696 F.2d 1305
UNITED STATES of America, Plaintiff-Appellee,
William DAYE, III, Defendant-Appellant.
United States Court of Appeals,
Jan. 31, 1983.
Neil H. Jaffee, Asst. Federal Public Defender, Miami, Fla., for defendant-appellant.
Kenneth Lipman, Asst. U.S. Atty., Atlee W. Wampler, III, U.S. Atty., Miami, Fla., Francis J. Martin, Atty., Dept. of Justice, Crim. Div., Dept. of Justice, Washington, D.C., for plaintiff-appellee.
Appeal from the United States District Court For the Southern District of Florida.
Before FAY and CLARK, Circuit Judges, and MARKEY*, Chief Judge.
This is an appeal by William Daye III of his conviction as a juvenile of three counts of assault under 18 U.S.C. Section 113(a), (c), (f) and Section 1153. His appeal raises three issues. First, whether he was unconstitutionally deprived of a jury trial; second, whether the government failed to comply with the certification requirements of 18 U.S.C. Section 5032; and, third, whether the district court properly exercised jurisdiction over his case.

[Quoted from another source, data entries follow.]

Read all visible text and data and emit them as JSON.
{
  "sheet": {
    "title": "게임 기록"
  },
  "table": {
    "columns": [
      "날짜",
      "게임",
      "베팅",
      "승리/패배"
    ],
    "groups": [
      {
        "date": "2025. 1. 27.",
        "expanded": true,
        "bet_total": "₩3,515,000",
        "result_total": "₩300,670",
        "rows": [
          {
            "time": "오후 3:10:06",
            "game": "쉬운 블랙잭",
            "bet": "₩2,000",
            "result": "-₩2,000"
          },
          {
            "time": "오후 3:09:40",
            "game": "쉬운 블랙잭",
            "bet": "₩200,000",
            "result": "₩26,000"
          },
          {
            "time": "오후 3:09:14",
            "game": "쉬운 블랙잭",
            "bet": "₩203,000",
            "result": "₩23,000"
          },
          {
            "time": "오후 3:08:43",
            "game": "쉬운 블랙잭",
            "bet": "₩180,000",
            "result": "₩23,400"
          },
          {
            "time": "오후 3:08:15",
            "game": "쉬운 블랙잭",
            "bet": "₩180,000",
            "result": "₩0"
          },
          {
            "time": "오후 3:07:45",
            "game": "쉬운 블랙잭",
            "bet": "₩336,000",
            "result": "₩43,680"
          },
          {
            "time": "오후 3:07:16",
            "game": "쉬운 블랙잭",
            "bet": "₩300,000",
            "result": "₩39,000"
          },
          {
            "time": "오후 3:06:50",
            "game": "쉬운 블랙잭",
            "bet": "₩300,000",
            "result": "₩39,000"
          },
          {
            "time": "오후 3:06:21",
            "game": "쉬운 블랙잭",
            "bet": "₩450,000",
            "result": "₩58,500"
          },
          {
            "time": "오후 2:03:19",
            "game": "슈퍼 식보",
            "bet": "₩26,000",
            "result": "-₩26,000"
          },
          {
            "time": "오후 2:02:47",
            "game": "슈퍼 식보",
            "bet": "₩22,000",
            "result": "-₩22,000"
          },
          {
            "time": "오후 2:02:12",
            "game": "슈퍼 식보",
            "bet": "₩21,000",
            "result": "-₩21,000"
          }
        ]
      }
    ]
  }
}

We resolve all three issues in favor of the United States and affirm the conviction.
The appellant, William Daye III, a juvenile, was arrested for possession of marijuana on the Miccosukee Indian Reservation located in the Everglades National Park in Dade County, Florida. At the police station, Daye became violent, stabbed the arresting officer, and escaped. Later the same night, Daye was again arrested at his home.

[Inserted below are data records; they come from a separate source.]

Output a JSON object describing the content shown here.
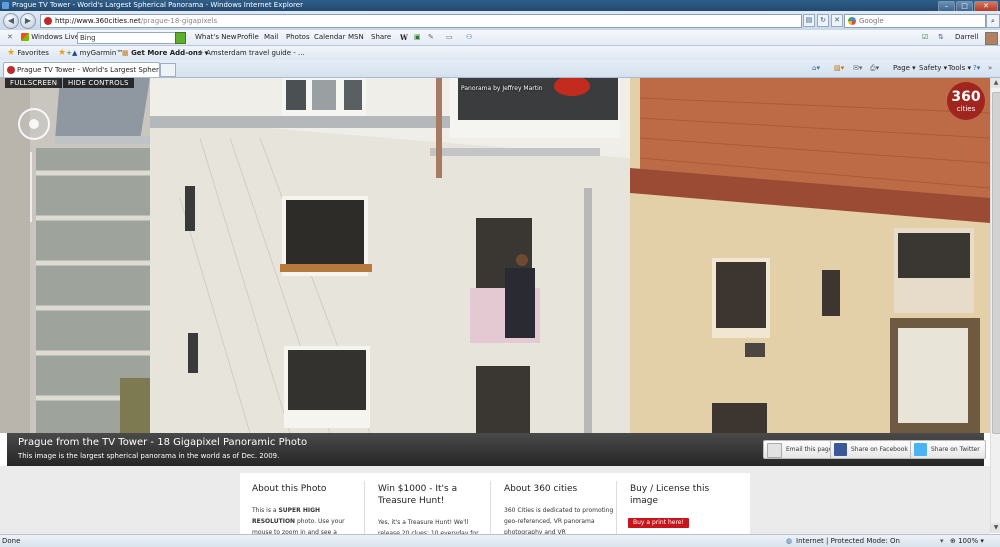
{
  "window": {
    "title": "Prague TV Tower - World's Largest Spherical Panorama - Windows Internet Explorer"
  },
  "address": {
    "url_domain": "http://www.360cities.net",
    "url_path": "/prague-18-gigapixels"
  },
  "search": {
    "placeholder": "Google"
  },
  "live_bar": {
    "brand": "Windows Live",
    "search_value": "Bing",
    "links": [
      "What's New",
      "Profile",
      "Mail",
      "Photos",
      "Calendar",
      "MSN",
      "Share"
    ],
    "user": "Darrell"
  },
  "favorites_bar": {
    "favorites_label": "Favorites",
    "items": [
      "myGarmin™",
      "Get More Add-ons",
      "Amsterdam travel guide - ..."
    ]
  },
  "tab": {
    "title": "Prague TV Tower - World's Largest Spherical Pano..."
  },
  "tools": {
    "page": "Page",
    "safety": "Safety",
    "tools": "Tools"
  },
  "panorama": {
    "fullscreen": "FULLSCREEN",
    "hide_controls": "HIDE CONTROLS",
    "credit": "Panorama by Jeffrey Martin",
    "logo_number": "360",
    "logo_word": "cities"
  },
  "info": {
    "heading": "Prague from the TV Tower - 18 Gigapixel Panoramic Photo",
    "subheading": "This image is the largest spherical panorama in the world as of Dec. 2009.",
    "share": [
      "Email this page",
      "Share on Facebook",
      "Share on Twitter"
    ]
  },
  "columns": [
    {
      "heading": "About this Photo",
      "body_prefix": "This is a ",
      "body_bold": "SUPER HIGH RESOLUTION",
      "body_suffix": " photo. Use your mouse to zoom in and see a"
    },
    {
      "heading": "Win $1000 - It's a Treasure Hunt!",
      "body": "Yes, it's a Treasure Hunt! We'll release 20 clues; 10 everyday for"
    },
    {
      "heading": "About 360 cities",
      "body": "360 Cities is dedicated to promoting geo-referenced, VR panorama photography and VR"
    },
    {
      "heading": "Buy / License this image",
      "button": "Buy a print here!"
    }
  ],
  "status": {
    "left": "Done",
    "zone": "Internet | Protected Mode: On",
    "zoom": "100%"
  },
  "colors": {
    "accent_red": "#c8151c",
    "infobar": "#262626",
    "ie_blue": "#23496f"
  }
}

Daye was tried on three charges,--assault with intent to commit murder, assault with a dangerous weapon with intent to do bodily harm and assault resulting in serious bodily injury, all in violation of 18 U.S.C. Section 113(a), (c), (f) and Section 1153 in a non-jury trial after his motion for a jury trial was denied. He was found guilty of all counts and was sentenced to incarceration until the expiration of his minority.
A. Jury Trial
The former Fifth Circuit's holding that there is no constitutional right to jury trial in federal juvenile proceedings, United States v. Cuomo, 525 F.2d 1285 (5th Cir.1976), is binding on this court and controlling on this issue. Bonner v. City of Pritchard, 661 F.2d 1206 (11th Cir.1981). We so hold.
18 U.S.C. Section 5032 requires that a juvenile "shall not be proceeded against ... unless the Attorney General ... certifies that state authorities do not have, or will not assume, jurisdiction over the juvenile, or do not have available programs or services adequate for the needs of the juvenile." The appellant argues that the United States Attorney, who made the certification in this case, has not been delegated the authority to do so by the Attorney General. However, in the case of United States v. Cuomo, supra, we upheld the general delegation of such authority to United States Attorneys. We find appellant's argument that this authority must be specifically delegated in each case without merit.
The assault took place on Indian lands which are located in the Everglades National Park. When the park was created in 1934, Florida ceded exclusive jurisdiction over the entire land area to the United States. 16 U.S.C. Section 410 et seq. Congress has plenary and exclusive power over Indian affairs and the states may exercise their jurisdiction only if Congress has "expressly provided that State law shall apply." McClanahan v. Arizona State Tax Commission, 411 U.S. 164, 93 S.Ct. 1257, 36 L.Ed.2d 129 (1973); Washington v. Yakima Indian Nation, 439 U.S. 463, 99 S.Ct. 740, 58 L.Ed.2d 740 (1979); 18 U.S.C. Section 1152. In 1953 Congress did allow states which so chose to assume civil and criminal jurisdiction over Indians within their borders. Public Law 280, Act of August 15, 1953, 67 Stat. 590.1 Florida assumed this jurisdiction. Fla.Stat. Section 285.16 (1961). The Federal statute provides that a state may acquire jurisdiction over Indian affairs to the extent that it has jurisdiction over offenses committed elsewhere in the state. But, because the Everglades National Park remains in the exclusive jurisdiction of the federal government, Florida has not and cannot extend its jurisdiction to cover Indian lands located within the Park.
Thus the information filed by the United States Attorney under 18 U.S.C. Section 5032 was correct in asserting the absence of jurisdiction in the State of Florida and should not have been dismissed.
The conviction is affirmed.